Excerpts from an interface dataset:
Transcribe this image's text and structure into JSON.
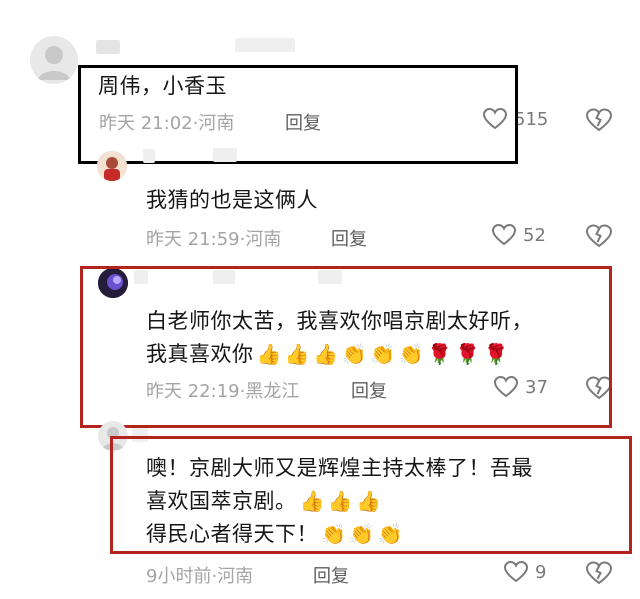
{
  "accent_colors": {
    "black_frame": "#000000",
    "red_frame": "#b5231f"
  },
  "comments": [
    {
      "text_lines": [
        "周伟，小香玉"
      ],
      "time": "昨天 21:02",
      "location": "河南",
      "reply_label": "回复",
      "likes": "515"
    },
    {
      "text_lines": [
        "我猜的也是这俩人"
      ],
      "time": "昨天 21:59",
      "location": "河南",
      "reply_label": "回复",
      "likes": "52"
    },
    {
      "text_lines": [
        "白老师你太苦，我喜欢你唱京剧太好听，",
        "我真喜欢你"
      ],
      "emojis_line2": [
        "👍",
        "👍",
        "👍",
        "👏",
        "👏",
        "👏",
        "🌹",
        "🌹",
        "🌹"
      ],
      "time": "昨天 22:19",
      "location": "黑龙江",
      "reply_label": "回复",
      "likes": "37"
    },
    {
      "text_lines": [
        "噢！京剧大师又是辉煌主持太棒了！吾最",
        "喜欢国萃京剧。",
        "得民心者得天下！"
      ],
      "emojis_line2": [
        "👍",
        "👍",
        "👍"
      ],
      "emojis_line3": [
        "👏",
        "👏",
        "👏"
      ],
      "time": "9小时前",
      "location": "河南",
      "reply_label": "回复",
      "likes": "9"
    }
  ],
  "icons": {
    "like": "heart-outline-icon",
    "dislike": "broken-heart-icon"
  }
}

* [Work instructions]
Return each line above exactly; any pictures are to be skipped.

* [Response box]
Transcribe this image's text and structure into JSON.
{
  "accent_colors": {
    "black_frame": "#000000",
    "red_frame": "#b5231f"
  },
  "comments": [
    {
      "text_lines": [
        "周伟，小香玉"
      ],
      "time": "昨天 21:02",
      "location": "河南",
      "reply_label": "回复",
      "likes": "515"
    },
    {
      "text_lines": [
        "我猜的也是这俩人"
      ],
      "time": "昨天 21:59",
      "location": "河南",
      "reply_label": "回复",
      "likes": "52"
    },
    {
      "text_lines": [
        "白老师你太苦，我喜欢你唱京剧太好听，",
        "我真喜欢你"
      ],
      "emojis_line2": [
        "👍",
        "👍",
        "👍",
        "👏",
        "👏",
        "👏",
        "🌹",
        "🌹",
        "🌹"
      ],
      "time": "昨天 22:19",
      "location": "黑龙江",
      "reply_label": "回复",
      "likes": "37"
    },
    {
      "text_lines": [
        "噢！京剧大师又是辉煌主持太棒了！吾最",
        "喜欢国萃京剧。",
        "得民心者得天下！"
      ],
      "emojis_line2": [
        "👍",
        "👍",
        "👍"
      ],
      "emojis_line3": [
        "👏",
        "👏",
        "👏"
      ],
      "time": "9小时前",
      "location": "河南",
      "reply_label": "回复",
      "likes": "9"
    }
  ],
  "icons": {
    "like": "heart-outline-icon",
    "dislike": "broken-heart-icon"
  }
}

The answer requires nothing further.